What you need to do: Please output the following records exactly. Leave every image out.

Input records:
<<<<

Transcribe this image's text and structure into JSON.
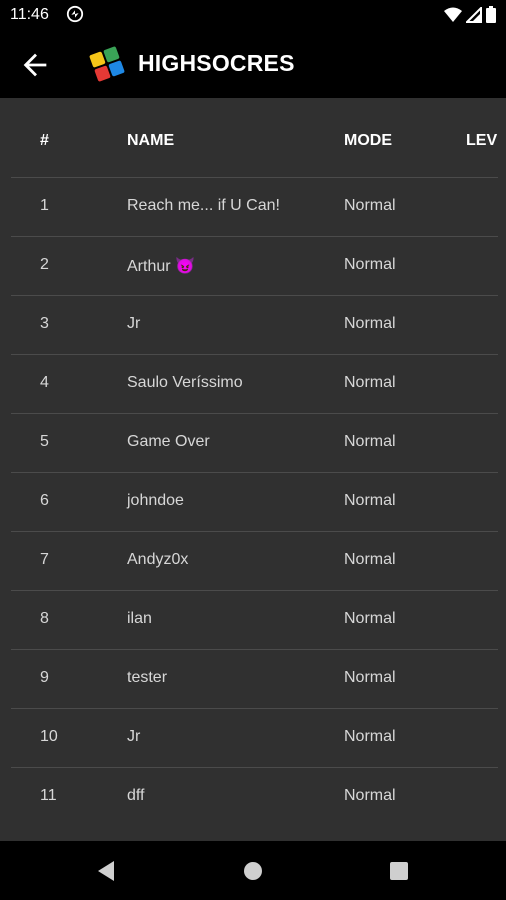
{
  "status_bar": {
    "time": "11:46",
    "icons": [
      "notification-icon",
      "wifi-icon",
      "signal-icon",
      "battery-icon"
    ]
  },
  "app_bar": {
    "title": "HIGHSOCRES",
    "back_icon": "arrow-left-icon"
  },
  "table": {
    "headers": {
      "rank": "#",
      "name": "NAME",
      "mode": "MODE",
      "level": "LEV"
    },
    "rows": [
      {
        "rank": "1",
        "name": "Reach me... if U Can!",
        "mode": "Normal"
      },
      {
        "rank": "2",
        "name": "Arthur 😈",
        "mode": "Normal"
      },
      {
        "rank": "3",
        "name": "Jr",
        "mode": "Normal"
      },
      {
        "rank": "4",
        "name": "Saulo Veríssimo",
        "mode": "Normal"
      },
      {
        "rank": "5",
        "name": "Game Over",
        "mode": "Normal"
      },
      {
        "rank": "6",
        "name": "johndoe",
        "mode": "Normal"
      },
      {
        "rank": "7",
        "name": "Andyz0x",
        "mode": "Normal"
      },
      {
        "rank": "8",
        "name": "ilan",
        "mode": "Normal"
      },
      {
        "rank": "9",
        "name": "tester",
        "mode": "Normal"
      },
      {
        "rank": "10",
        "name": "Jr",
        "mode": "Normal"
      },
      {
        "rank": "11",
        "name": "dff",
        "mode": "Normal"
      }
    ]
  },
  "colors": {
    "background": "#303030",
    "bar": "#000000",
    "divider": "#4b4b4b",
    "text": "#d7d7d7"
  },
  "nav_bar": {
    "icons": [
      "nav-back-icon",
      "nav-home-icon",
      "nav-recents-icon"
    ]
  }
}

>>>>

Response to the exercise:
Transcribe this image's text and structure into JSON.
{
  "status_bar": {
    "time": "11:46",
    "icons": [
      "notification-icon",
      "wifi-icon",
      "signal-icon",
      "battery-icon"
    ]
  },
  "app_bar": {
    "title": "HIGHSOCRES",
    "back_icon": "arrow-left-icon"
  },
  "table": {
    "headers": {
      "rank": "#",
      "name": "NAME",
      "mode": "MODE",
      "level": "LEV"
    },
    "rows": [
      {
        "rank": "1",
        "name": "Reach me... if U Can!",
        "mode": "Normal"
      },
      {
        "rank": "2",
        "name": "Arthur 😈",
        "mode": "Normal"
      },
      {
        "rank": "3",
        "name": "Jr",
        "mode": "Normal"
      },
      {
        "rank": "4",
        "name": "Saulo Veríssimo",
        "mode": "Normal"
      },
      {
        "rank": "5",
        "name": "Game Over",
        "mode": "Normal"
      },
      {
        "rank": "6",
        "name": "johndoe",
        "mode": "Normal"
      },
      {
        "rank": "7",
        "name": "Andyz0x",
        "mode": "Normal"
      },
      {
        "rank": "8",
        "name": "ilan",
        "mode": "Normal"
      },
      {
        "rank": "9",
        "name": "tester",
        "mode": "Normal"
      },
      {
        "rank": "10",
        "name": "Jr",
        "mode": "Normal"
      },
      {
        "rank": "11",
        "name": "dff",
        "mode": "Normal"
      }
    ]
  },
  "colors": {
    "background": "#303030",
    "bar": "#000000",
    "divider": "#4b4b4b",
    "text": "#d7d7d7"
  },
  "nav_bar": {
    "icons": [
      "nav-back-icon",
      "nav-home-icon",
      "nav-recents-icon"
    ]
  }
}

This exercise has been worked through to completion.